III)  The decision

The German Federal Labor Court confirmed the preceding decisions in favor of the administrators.

1)    Applicable law

In cases concerning cross-border insolvencies within the European Union, the European Insolvency Regulation applies. The European Insolvency Regulation stipulates that the main insolvency proceedings may be opened in the member state in which the debtor has its Center of Main Interest (COMI). Pursuant to sec. 16 (I) of the European Insolvency Regulation, the opening of insolvency proceedings by a competent member state court is in principle also acknowledged by all other member states.

Art. 10 of the European Insolvency Regulation represents - however an exception to the principle of application of the European Insolvency Regulation. Said article stipulates that the law of the member state applicable to the employment contract applies for the effects of the insolvency proceedings on a contract of employment and on the employment.

The second instance solved said conflict of law in accordance with the rules on conflict of law of private international law and constituted that German labor law was decisive for the parties' employment relationship.

 

2)    Legal status of administrators

The German Federal Labor Court clarifies that the administrators can, regarding their legal status, not be put on a level with a German insolvency administrator, since the German insolvency administrator enters into the position of the employer and becomes the debtor's legal successor, while administrators represent the company but do not become legal successors.

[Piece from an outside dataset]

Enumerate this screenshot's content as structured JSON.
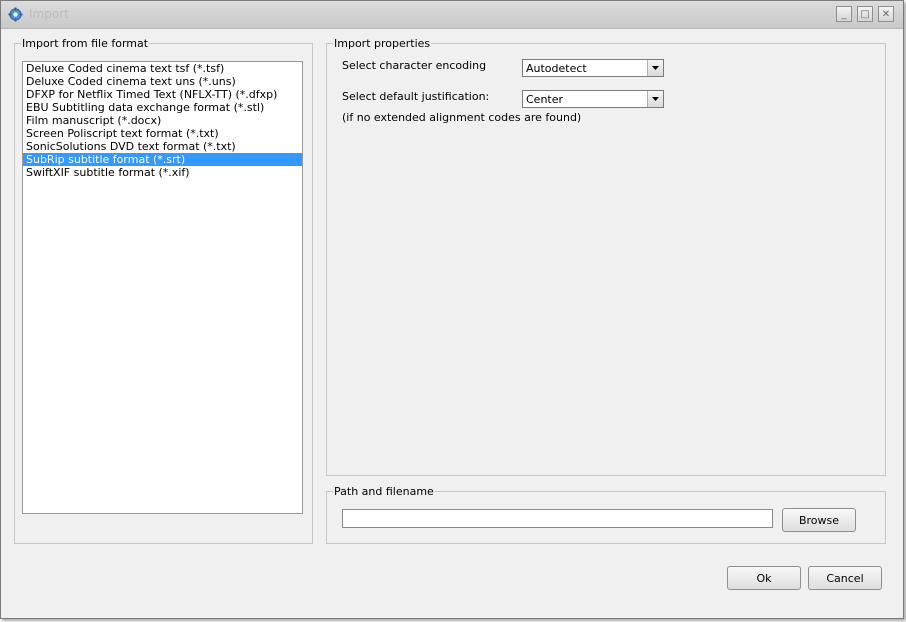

The court points out that in cross-border insolvencies within the meaning of the European Insolvency Regulation, in which German law is applicable due to the regulation in art. 10 of the European Insolvency Regulation, sec. 125 of the German Insolvency Code (InsO) is to be construed in line with Union law to the extent that an administrator acting for the debtor in the manner provided for by insolvency law is also to be regarded as an insolvency administrator within the meaning of sec. 125 of the German Insolvency Code and therefore has authority to conclude a reconciliation of interests comprising a list of names. The reconciliation of interests therefore also ensues the principle of presumption of sec. 125 of the German Insolvency Code.

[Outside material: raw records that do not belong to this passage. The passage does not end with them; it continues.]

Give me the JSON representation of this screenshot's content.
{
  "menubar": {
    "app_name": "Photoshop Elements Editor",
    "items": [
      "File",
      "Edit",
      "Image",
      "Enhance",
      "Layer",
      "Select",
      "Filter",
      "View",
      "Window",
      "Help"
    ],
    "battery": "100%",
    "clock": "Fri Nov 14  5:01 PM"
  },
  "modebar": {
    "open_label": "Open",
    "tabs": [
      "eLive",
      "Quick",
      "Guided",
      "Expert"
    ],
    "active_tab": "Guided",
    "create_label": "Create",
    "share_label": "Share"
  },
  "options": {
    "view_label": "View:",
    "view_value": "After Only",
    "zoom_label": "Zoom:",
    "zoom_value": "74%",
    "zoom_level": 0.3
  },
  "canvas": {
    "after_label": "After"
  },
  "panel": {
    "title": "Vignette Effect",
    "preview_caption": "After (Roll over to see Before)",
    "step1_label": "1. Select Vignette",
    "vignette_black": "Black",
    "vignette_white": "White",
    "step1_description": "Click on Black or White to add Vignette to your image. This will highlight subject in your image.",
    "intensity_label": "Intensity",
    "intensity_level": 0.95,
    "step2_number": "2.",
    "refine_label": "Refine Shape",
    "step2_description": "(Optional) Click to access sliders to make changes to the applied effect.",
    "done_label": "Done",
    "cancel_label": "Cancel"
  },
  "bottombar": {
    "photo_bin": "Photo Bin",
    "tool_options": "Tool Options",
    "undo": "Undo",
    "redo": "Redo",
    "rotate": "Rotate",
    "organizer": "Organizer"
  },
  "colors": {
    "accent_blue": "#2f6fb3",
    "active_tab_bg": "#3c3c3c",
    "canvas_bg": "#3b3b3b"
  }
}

The line of argument in this regard is that it is the purpose of the European Insolvency Regulation to ensure that cross-border insolvency proceedings can be carried out effectively. The above purpose would be undermined if an administrator was effectively unable to conclude any reconciliation of interests with the workers council. In that case, he/she could not even announce any notices of termination since he/she would not have the legal status of a manager of a German limited liability company. The above would in actual fact render the administrator incapable of acting and would therefore be an impediment for the swift and effective settlement of cross-border insolvency proceedings.

IV)       Practical Meaning

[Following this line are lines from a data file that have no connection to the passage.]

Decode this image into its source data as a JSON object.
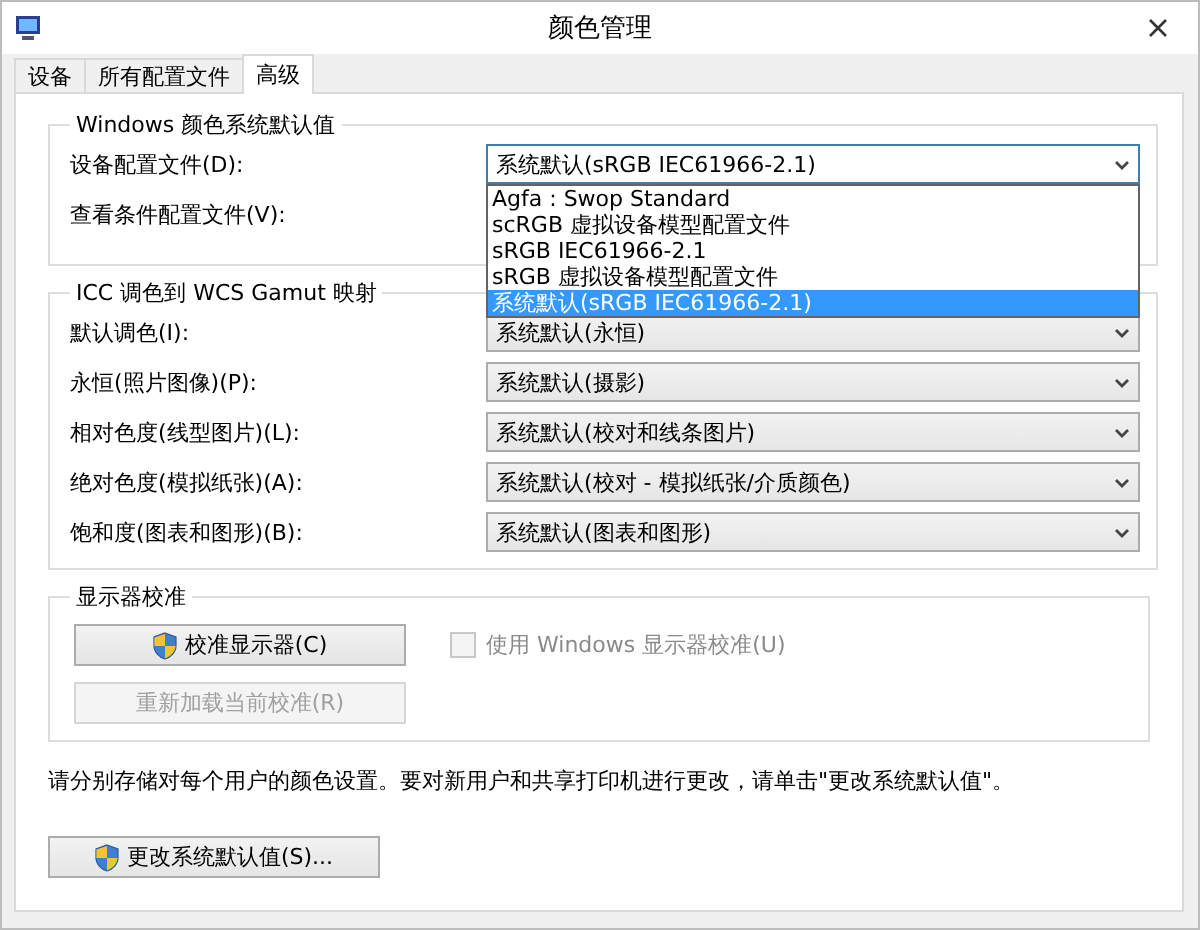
{
  "window": {
    "title": "颜色管理"
  },
  "tabs": [
    {
      "label": "设备",
      "selected": false
    },
    {
      "label": "所有配置文件",
      "selected": false
    },
    {
      "label": "高级",
      "selected": true
    }
  ],
  "windows_defaults": {
    "legend": "Windows 颜色系统默认值",
    "rows": [
      {
        "label": "设备配置文件(D):",
        "value": "系统默认(sRGB IEC61966-2.1)",
        "expanded": true
      },
      {
        "label": "查看条件配置文件(V):"
      }
    ],
    "dropdown_options": [
      {
        "label": "Agfa : Swop Standard",
        "selected": false
      },
      {
        "label": "scRGB 虚拟设备模型配置文件",
        "selected": false
      },
      {
        "label": "sRGB IEC61966-2.1",
        "selected": false
      },
      {
        "label": "sRGB 虚拟设备模型配置文件",
        "selected": false
      },
      {
        "label": "系统默认(sRGB IEC61966-2.1)",
        "selected": true
      }
    ]
  },
  "icc_mapping": {
    "legend": "ICC 调色到 WCS Gamut 映射",
    "rows": [
      {
        "label": "默认调色(I):",
        "value": "系统默认(永恒)"
      },
      {
        "label": "永恒(照片图像)(P):",
        "value": "系统默认(摄影)"
      },
      {
        "label": "相对色度(线型图片)(L):",
        "value": "系统默认(校对和线条图片)"
      },
      {
        "label": "绝对色度(模拟纸张)(A):",
        "value": "系统默认(校对 - 模拟纸张/介质颜色)"
      },
      {
        "label": "饱和度(图表和图形)(B):",
        "value": "系统默认(图表和图形)"
      }
    ]
  },
  "display_calibration": {
    "legend": "显示器校准",
    "calibrate_button": {
      "label": "校准显示器(C)",
      "disabled": false
    },
    "reload_button": {
      "label": "重新加载当前校准(R)",
      "disabled": true
    },
    "checkbox": {
      "label": "使用 Windows 显示器校准(U)",
      "checked": false,
      "disabled": true
    }
  },
  "note": "请分别存储对每个用户的颜色设置。要对新用户和共享打印机进行更改，请单击\"更改系统默认值\"。",
  "change_defaults_button": {
    "label": "更改系统默认值(S)..."
  }
}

The German Federal Labor Court has created more legal clarity and cleared the way for settling the necessary restructuring measures in cross-border insolvencies within the European Union to be carried out by an administrator who is to be regarded as an insolvency administrator within the meaning of sec. 125 of the German Insolvency Code due to the interpretation of sec. 125 in line with Union law.

In relation to third countries, however, the desired clarity still fails to be achieved. Since the European Insolvency Regulation is not applicable for third countries and no global regulatory framework exists to date, the international law of the respective state applies in a global context.

For insolvency proceedings affecting associated companies in Germany as well, the strategic question can thus arise as to which state will take the lead in carrying out the proceedings. In this context, choosing a location within the EU (as far as legally possible) can provide labor-law advantages.

This article is part of the Asia Employment Law Newsletter for November 2013